Students Help Close the Health Care Gaps in Foreign Lands

This summer, nine California State University students and one from the University of California have fanned out to various continents to conduct research aimed at eliminating differences in health care for underrepresented populations.

As part of the federally funded Minority Health and Health Disparities International Research Program, they are spending 10 weeks working with researchers at universities in England, Thailand and Argentina. Underwriting this year's program is a $117,068 National Institutes of Health grant.

"The program focuses on providing students from underrepresented minorities the opportunity to participate in a summer research experience under the direction of world-class scientists in a new and challenging environment," said Marcelo Tolmasky, program director and professor of biological science at Cal State Fullerton.

"The experience is designed to introduce them to international collaboration in modern scientific research, and sensitize them to issues of minority and third-world health problems," he said. "We expect that, as professionals, these students will be inspired to seek novel approaches to solve minority and third-world health problems and help close gaps caused by health disparities."

Doreen Carpio, a Cal State Fullerton senior majoring in biological science and pursuing a concentration in cell and developmental biology, is conducting research on antibiotic resistance by bacteria, at Instituto Fundacion Leloir, a private institution affiliated with the University of Buenos Aires, Argentina. Her words echo those of many of the other students:

"I'm nervous. I've never done anything like this before and I don't speak much Spanish. Muy, muy poquito! But I hope to gain a more detailed perspective on minority health and health disparities. There's a lot that goes on that a normal California girl would not know related to my field of interest, health care, " she said.

"My eyes were first opened when I went to Thailand last summer on a missionary trip to conduct medical clinics in remote villages and to help at orphanages," added Carpio, a Fontana resident, who is blogging about her experiences. "There was no research involved, as there will be this time, but it really opened up my eyes to what sorts of issues occur on a day-to-day basis around the world."

Gabriel Lucero, a graduate student in electrical engineering at Cal State Fullerton and Long Beach resident, also is assigned to Leloir.

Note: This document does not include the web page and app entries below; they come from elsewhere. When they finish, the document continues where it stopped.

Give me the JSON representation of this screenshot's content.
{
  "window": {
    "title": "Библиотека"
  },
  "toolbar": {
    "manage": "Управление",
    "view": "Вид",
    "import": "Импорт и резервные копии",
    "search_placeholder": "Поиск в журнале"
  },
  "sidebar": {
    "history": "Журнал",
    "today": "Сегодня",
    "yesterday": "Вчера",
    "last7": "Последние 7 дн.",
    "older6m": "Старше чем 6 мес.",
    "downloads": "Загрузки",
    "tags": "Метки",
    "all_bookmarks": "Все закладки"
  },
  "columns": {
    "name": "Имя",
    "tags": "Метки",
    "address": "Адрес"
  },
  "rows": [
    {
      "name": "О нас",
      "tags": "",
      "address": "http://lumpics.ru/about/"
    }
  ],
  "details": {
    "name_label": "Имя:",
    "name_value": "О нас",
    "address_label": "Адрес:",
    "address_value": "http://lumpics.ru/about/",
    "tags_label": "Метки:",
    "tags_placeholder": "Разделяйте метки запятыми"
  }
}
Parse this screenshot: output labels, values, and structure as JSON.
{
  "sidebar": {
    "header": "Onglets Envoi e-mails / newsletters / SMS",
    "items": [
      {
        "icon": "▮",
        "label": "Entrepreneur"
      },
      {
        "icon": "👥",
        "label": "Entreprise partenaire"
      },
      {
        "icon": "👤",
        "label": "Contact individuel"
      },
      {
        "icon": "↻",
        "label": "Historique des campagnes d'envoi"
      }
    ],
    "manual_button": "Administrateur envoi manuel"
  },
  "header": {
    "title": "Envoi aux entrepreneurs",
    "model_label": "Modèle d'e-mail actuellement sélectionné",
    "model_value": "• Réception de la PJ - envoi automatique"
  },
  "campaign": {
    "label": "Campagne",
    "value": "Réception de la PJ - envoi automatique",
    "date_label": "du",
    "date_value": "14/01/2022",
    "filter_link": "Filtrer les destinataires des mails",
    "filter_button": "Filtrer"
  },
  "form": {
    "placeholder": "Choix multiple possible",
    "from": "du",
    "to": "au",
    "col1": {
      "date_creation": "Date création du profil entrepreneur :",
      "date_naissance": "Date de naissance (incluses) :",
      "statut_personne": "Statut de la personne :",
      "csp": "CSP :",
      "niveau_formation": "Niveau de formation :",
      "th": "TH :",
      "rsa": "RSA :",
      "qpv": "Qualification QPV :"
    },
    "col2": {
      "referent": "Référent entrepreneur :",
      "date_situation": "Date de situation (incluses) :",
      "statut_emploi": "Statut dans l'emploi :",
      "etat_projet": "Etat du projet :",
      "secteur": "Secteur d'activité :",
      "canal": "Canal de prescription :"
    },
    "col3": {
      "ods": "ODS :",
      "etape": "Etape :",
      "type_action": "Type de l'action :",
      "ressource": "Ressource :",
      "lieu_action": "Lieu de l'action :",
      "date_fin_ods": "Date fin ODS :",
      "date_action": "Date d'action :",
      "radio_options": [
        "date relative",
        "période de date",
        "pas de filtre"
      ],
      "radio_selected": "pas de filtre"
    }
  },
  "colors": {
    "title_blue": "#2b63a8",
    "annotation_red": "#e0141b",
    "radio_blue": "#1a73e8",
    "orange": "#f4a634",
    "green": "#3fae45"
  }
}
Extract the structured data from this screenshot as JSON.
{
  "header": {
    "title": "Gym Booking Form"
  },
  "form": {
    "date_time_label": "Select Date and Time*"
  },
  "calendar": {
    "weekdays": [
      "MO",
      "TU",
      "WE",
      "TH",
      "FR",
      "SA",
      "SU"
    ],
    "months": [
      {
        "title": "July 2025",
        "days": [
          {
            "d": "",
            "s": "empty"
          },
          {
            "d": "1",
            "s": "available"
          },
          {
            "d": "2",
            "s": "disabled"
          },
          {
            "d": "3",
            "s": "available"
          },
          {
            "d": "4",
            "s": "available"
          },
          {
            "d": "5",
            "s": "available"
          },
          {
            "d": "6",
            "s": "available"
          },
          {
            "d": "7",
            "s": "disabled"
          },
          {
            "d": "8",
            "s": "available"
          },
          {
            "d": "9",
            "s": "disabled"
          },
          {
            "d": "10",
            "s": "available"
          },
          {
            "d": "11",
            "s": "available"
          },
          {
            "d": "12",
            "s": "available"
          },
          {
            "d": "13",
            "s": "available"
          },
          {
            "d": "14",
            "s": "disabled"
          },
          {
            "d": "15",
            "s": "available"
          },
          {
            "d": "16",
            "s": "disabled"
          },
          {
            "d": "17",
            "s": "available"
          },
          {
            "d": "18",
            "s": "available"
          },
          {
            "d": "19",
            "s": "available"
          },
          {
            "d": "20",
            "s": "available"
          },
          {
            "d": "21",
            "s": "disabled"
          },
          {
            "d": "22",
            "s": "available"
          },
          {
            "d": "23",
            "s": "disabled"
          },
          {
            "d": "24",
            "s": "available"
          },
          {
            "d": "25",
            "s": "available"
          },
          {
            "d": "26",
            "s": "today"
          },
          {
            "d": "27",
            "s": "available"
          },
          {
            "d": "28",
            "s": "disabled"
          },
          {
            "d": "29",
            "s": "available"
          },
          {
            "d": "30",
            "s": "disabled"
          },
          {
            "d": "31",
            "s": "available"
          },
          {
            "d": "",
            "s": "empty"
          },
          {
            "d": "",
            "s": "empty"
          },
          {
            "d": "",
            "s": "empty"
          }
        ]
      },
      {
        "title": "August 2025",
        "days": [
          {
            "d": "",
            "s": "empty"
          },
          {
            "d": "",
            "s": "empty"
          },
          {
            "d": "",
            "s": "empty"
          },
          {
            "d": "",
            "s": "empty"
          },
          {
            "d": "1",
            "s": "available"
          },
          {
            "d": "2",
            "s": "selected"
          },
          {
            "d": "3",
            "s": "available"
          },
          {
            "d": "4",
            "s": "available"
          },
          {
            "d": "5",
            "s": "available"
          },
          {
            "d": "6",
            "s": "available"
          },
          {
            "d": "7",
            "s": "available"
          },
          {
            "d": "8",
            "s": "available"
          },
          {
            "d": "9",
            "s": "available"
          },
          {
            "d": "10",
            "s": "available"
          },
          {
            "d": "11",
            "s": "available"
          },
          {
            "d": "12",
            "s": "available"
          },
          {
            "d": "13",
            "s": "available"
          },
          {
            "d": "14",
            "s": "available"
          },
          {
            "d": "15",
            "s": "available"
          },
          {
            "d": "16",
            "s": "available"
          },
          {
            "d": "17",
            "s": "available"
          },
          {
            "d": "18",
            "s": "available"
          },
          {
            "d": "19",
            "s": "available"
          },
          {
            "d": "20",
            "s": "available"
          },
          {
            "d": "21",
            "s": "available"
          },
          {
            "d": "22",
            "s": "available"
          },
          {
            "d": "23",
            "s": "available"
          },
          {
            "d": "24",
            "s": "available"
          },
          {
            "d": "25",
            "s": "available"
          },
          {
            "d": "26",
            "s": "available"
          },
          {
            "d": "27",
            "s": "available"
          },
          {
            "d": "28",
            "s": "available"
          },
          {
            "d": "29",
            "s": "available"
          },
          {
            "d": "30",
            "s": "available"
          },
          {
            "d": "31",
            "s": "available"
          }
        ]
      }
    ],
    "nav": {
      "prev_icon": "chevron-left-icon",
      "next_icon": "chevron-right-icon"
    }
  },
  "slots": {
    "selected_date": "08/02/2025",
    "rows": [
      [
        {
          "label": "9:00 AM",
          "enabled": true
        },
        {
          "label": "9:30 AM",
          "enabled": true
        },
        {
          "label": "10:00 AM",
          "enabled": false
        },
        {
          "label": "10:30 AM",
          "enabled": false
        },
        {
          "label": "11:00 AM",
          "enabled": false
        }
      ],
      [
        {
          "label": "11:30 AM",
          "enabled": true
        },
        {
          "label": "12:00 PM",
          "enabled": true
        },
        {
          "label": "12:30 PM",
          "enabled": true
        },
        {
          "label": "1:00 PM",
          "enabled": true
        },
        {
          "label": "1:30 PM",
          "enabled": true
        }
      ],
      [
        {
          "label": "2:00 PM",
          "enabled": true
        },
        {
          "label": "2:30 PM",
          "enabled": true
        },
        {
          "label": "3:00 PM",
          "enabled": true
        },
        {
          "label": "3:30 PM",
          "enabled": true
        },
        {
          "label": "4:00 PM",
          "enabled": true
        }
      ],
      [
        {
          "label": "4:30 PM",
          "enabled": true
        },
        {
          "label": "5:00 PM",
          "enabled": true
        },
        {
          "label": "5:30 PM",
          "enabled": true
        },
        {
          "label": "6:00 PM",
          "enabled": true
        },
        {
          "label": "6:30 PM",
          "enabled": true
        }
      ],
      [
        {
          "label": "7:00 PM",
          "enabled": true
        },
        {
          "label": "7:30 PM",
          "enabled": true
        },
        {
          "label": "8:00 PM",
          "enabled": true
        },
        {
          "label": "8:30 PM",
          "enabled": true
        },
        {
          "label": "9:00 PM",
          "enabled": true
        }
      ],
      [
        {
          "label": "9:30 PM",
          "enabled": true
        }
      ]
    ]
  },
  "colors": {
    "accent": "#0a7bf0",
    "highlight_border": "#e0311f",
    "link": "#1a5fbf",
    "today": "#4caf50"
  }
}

"My academic background is in physics and electrical engineering, so I'll be getting a crash course in biomedical and biochemistry research in a very good laboratory," Lucero said. "I will be assisting in research on how cells determine whether secretory pathway proteins are properly folded and what they do. There are about 20 misfolded protein diseases, including Huntington's and Alzheimer's.

"I hope to gain a little perspective - both cultural and scientific - and learn techniques,deepen my experience as a researcher and work on a fundamental problem that has implications for curing disease," he added.

Also in Argentina this year is Carla Cueva, also from Long Beach. She's a Cal State Los Angeles alumna and first-year graduate student in biological sciences at UC Irvine. She's conducting research at Instituto de Investigaciones Biotecnologicas.

Spending the summer at Chiang Mai University in Thailand are Cal State Fullerton health science majors Jordan Aquino of La Verne, Leah Beck of Placentia and Jonathan Lozano, along with Carson resident Jeffrey Idica, a senior psychology major at Cal State Dominguez Hills.

CSUF biological science majors Laura Lee of Northridge and Jennifer Vinson of San Clemente are at England's University of Oxford, while Yoliana Mansour, a CSUF senior majoring in biochemistry, is at the University of York. Originally from Cairo, she resides in West Covina.

Media Contacts:
Marcelo Tolmasky, Biological Sciences, 657-278-5263 or
Russ L. Hudson, Public Affairs, 657-278-4007 or